§ **Goal of the exercise**: Keeping each line intact, print the whole listing.

══════

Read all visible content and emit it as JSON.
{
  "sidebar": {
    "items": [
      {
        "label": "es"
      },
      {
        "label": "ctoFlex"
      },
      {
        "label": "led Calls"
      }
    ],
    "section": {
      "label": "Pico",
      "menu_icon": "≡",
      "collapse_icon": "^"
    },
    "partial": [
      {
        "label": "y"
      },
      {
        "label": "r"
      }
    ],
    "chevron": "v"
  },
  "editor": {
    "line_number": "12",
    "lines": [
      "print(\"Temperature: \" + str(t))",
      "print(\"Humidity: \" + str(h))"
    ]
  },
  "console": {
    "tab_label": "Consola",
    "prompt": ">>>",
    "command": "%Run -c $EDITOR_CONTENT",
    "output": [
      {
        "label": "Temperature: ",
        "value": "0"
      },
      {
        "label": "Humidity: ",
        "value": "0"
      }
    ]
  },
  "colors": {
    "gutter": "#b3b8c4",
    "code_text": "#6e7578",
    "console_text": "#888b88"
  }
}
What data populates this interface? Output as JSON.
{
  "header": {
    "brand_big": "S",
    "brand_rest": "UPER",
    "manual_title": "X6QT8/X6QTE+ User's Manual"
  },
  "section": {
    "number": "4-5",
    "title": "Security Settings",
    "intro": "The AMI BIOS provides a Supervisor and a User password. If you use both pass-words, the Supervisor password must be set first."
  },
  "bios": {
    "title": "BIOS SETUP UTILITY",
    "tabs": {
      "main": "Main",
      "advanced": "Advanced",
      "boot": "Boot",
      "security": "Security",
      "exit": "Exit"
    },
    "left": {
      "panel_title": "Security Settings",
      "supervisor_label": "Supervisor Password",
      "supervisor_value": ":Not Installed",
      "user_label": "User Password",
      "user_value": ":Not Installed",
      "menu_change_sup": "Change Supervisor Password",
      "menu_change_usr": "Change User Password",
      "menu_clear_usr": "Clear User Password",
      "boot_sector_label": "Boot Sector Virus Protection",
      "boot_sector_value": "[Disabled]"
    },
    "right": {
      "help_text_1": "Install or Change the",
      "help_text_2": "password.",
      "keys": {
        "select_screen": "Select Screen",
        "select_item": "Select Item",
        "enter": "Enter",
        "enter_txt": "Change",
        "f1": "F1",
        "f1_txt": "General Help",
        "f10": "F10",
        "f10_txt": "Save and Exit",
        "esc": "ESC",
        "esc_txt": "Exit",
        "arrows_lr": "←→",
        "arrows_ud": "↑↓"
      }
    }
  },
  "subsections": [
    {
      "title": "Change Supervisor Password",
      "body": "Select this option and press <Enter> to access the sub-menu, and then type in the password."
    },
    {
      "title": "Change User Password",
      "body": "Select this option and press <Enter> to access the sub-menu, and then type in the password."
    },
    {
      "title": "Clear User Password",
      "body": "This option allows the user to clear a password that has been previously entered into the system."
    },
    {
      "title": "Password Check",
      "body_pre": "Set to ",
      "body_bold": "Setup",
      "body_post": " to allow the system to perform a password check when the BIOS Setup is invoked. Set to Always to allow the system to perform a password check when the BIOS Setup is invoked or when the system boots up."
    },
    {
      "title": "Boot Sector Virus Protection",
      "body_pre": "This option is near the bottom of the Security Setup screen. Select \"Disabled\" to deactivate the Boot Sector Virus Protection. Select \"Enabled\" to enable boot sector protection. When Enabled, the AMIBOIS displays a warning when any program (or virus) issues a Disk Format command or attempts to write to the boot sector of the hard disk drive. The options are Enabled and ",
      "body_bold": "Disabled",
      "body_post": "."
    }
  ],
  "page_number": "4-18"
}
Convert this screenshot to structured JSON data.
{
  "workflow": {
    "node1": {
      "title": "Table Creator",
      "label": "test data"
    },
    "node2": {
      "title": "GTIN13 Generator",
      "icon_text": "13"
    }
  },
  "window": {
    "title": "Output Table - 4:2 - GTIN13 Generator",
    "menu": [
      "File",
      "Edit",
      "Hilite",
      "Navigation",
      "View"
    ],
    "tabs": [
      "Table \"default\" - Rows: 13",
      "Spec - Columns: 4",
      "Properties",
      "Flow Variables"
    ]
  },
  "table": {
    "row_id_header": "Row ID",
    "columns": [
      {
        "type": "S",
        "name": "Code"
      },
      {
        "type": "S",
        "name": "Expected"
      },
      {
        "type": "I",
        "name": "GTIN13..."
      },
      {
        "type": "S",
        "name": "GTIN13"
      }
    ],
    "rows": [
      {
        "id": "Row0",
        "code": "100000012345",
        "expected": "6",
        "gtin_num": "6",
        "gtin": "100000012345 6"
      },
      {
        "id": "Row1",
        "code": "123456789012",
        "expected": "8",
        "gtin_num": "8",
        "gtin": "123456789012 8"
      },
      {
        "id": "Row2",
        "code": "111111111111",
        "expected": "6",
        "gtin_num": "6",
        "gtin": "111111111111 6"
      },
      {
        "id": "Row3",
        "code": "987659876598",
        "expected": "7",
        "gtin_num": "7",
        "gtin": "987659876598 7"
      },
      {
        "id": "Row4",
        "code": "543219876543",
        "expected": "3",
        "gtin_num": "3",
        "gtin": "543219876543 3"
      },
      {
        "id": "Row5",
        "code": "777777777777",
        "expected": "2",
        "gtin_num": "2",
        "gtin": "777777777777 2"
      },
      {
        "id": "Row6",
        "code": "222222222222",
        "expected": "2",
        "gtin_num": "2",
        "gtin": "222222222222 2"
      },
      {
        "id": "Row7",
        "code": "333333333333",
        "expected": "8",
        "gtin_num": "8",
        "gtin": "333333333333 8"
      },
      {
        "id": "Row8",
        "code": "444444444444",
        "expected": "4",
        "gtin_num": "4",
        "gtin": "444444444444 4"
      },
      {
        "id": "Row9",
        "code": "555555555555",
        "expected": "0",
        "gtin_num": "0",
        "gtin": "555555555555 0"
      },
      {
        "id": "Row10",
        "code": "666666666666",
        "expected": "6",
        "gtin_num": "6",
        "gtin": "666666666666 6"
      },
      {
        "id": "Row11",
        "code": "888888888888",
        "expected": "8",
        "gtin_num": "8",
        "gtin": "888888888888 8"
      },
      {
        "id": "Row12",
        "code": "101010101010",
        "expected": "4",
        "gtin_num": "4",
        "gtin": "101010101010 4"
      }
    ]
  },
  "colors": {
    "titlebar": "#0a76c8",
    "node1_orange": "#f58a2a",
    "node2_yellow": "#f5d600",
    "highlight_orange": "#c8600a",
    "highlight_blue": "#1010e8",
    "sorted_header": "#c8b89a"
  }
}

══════

§ **Response area**:
Read all visible content and emit it as JSON.
{
  "sidebar": {
    "items": [
      {
        "label": "es"
      },
      {
        "label": "ctoFlex"
      },
      {
        "label": "led Calls"
      }
    ],
    "section": {
      "label": "Pico",
      "menu_icon": "≡",
      "collapse_icon": "^"
    },
    "partial": [
      {
        "label": "y"
      },
      {
        "label": "r"
      }
    ],
    "chevron": "v"
  },
  "editor": {
    "line_number": "12",
    "lines": [
      "print(\"Temperature: \" + str(t))",
      "print(\"Humidity: \" + str(h))"
    ]
  },
  "console": {
    "tab_label": "Consola",
    "prompt": ">>>",
    "command": "%Run -c $EDITOR_CONTENT",
    "output": [
      {
        "label": "Temperature: ",
        "value": "0"
      },
      {
        "label": "Humidity: ",
        "value": "0"
      }
    ]
  },
  "colors": {
    "gutter": "#b3b8c4",
    "code_text": "#6e7578",
    "console_text": "#888b88"
  }
}
What data populates this interface? Output as JSON.
{
  "header": {
    "brand_big": "S",
    "brand_rest": "UPER",
    "manual_title": "X6QT8/X6QTE+ User's Manual"
  },
  "section": {
    "number": "4-5",
    "title": "Security Settings",
    "intro": "The AMI BIOS provides a Supervisor and a User password. If you use both pass-words, the Supervisor password must be set first."
  },
  "bios": {
    "title": "BIOS SETUP UTILITY",
    "tabs": {
      "main": "Main",
      "advanced": "Advanced",
      "boot": "Boot",
      "security": "Security",
      "exit": "Exit"
    },
    "left": {
      "panel_title": "Security Settings",
      "supervisor_label": "Supervisor Password",
      "supervisor_value": ":Not Installed",
      "user_label": "User Password",
      "user_value": ":Not Installed",
      "menu_change_sup": "Change Supervisor Password",
      "menu_change_usr": "Change User Password",
      "menu_clear_usr": "Clear User Password",
      "boot_sector_label": "Boot Sector Virus Protection",
      "boot_sector_value": "[Disabled]"
    },
    "right": {
      "help_text_1": "Install or Change the",
      "help_text_2": "password.",
      "keys": {
        "select_screen": "Select Screen",
        "select_item": "Select Item",
        "enter": "Enter",
        "enter_txt": "Change",
        "f1": "F1",
        "f1_txt": "General Help",
        "f10": "F10",
        "f10_txt": "Save and Exit",
        "esc": "ESC",
        "esc_txt": "Exit",
        "arrows_lr": "←→",
        "arrows_ud": "↑↓"
      }
    }
  },
  "subsections": [
    {
      "title": "Change Supervisor Password",
      "body": "Select this option and press <Enter> to access the sub-menu, and then type in the password."
    },
    {
      "title": "Change User Password",
      "body": "Select this option and press <Enter> to access the sub-menu, and then type in the password."
    },
    {
      "title": "Clear User Password",
      "body": "This option allows the user to clear a password that has been previously entered into the system."
    },
    {
      "title": "Password Check",
      "body_pre": "Set to ",
      "body_bold": "Setup",
      "body_post": " to allow the system to perform a password check when the BIOS Setup is invoked. Set to Always to allow the system to perform a password check when the BIOS Setup is invoked or when the system boots up."
    },
    {
      "title": "Boot Sector Virus Protection",
      "body_pre": "This option is near the bottom of the Security Setup screen. Select \"Disabled\" to deactivate the Boot Sector Virus Protection. Select \"Enabled\" to enable boot sector protection. When Enabled, the AMIBOIS displays a warning when any program (or virus) issues a Disk Format command or attempts to write to the boot sector of the hard disk drive. The options are Enabled and ",
      "body_bold": "Disabled",
      "body_post": "."
    }
  ],
  "page_number": "4-18"
}
Convert this screenshot to structured JSON data.
{
  "workflow": {
    "node1": {
      "title": "Table Creator",
      "label": "test data"
    },
    "node2": {
      "title": "GTIN13 Generator",
      "icon_text": "13"
    }
  },
  "window": {
    "title": "Output Table - 4:2 - GTIN13 Generator",
    "menu": [
      "File",
      "Edit",
      "Hilite",
      "Navigation",
      "View"
    ],
    "tabs": [
      "Table \"default\" - Rows: 13",
      "Spec - Columns: 4",
      "Properties",
      "Flow Variables"
    ]
  },
  "table": {
    "row_id_header": "Row ID",
    "columns": [
      {
        "type": "S",
        "name": "Code"
      },
      {
        "type": "S",
        "name": "Expected"
      },
      {
        "type": "I",
        "name": "GTIN13..."
      },
      {
        "type": "S",
        "name": "GTIN13"
      }
    ],
    "rows": [
      {
        "id": "Row0",
        "code": "100000012345",
        "expected": "6",
        "gtin_num": "6",
        "gtin": "100000012345 6"
      },
      {
        "id": "Row1",
        "code": "123456789012",
        "expected": "8",
        "gtin_num": "8",
        "gtin": "123456789012 8"
      },
      {
        "id": "Row2",
        "code": "111111111111",
        "expected": "6",
        "gtin_num": "6",
        "gtin": "111111111111 6"
      },
      {
        "id": "Row3",
        "code": "987659876598",
        "expected": "7",
        "gtin_num": "7",
        "gtin": "987659876598 7"
      },
      {
        "id": "Row4",
        "code": "543219876543",
        "expected": "3",
        "gtin_num": "3",
        "gtin": "543219876543 3"
      },
      {
        "id": "Row5",
        "code": "777777777777",
        "expected": "2",
        "gtin_num": "2",
        "gtin": "777777777777 2"
      },
      {
        "id": "Row6",
        "code": "222222222222",
        "expected": "2",
        "gtin_num": "2",
        "gtin": "222222222222 2"
      },
      {
        "id": "Row7",
        "code": "333333333333",
        "expected": "8",
        "gtin_num": "8",
        "gtin": "333333333333 8"
      },
      {
        "id": "Row8",
        "code": "444444444444",
        "expected": "4",
        "gtin_num": "4",
        "gtin": "444444444444 4"
      },
      {
        "id": "Row9",
        "code": "555555555555",
        "expected": "0",
        "gtin_num": "0",
        "gtin": "555555555555 0"
      },
      {
        "id": "Row10",
        "code": "666666666666",
        "expected": "6",
        "gtin_num": "6",
        "gtin": "666666666666 6"
      },
      {
        "id": "Row11",
        "code": "888888888888",
        "expected": "8",
        "gtin_num": "8",
        "gtin": "888888888888 8"
      },
      {
        "id": "Row12",
        "code": "101010101010",
        "expected": "4",
        "gtin_num": "4",
        "gtin": "101010101010 4"
      }
    ]
  },
  "colors": {
    "titlebar": "#0a76c8",
    "node1_orange": "#f58a2a",
    "node2_yellow": "#f5d600",
    "highlight_orange": "#c8600a",
    "highlight_blue": "#1010e8",
    "sorted_header": "#c8b89a"
  }
}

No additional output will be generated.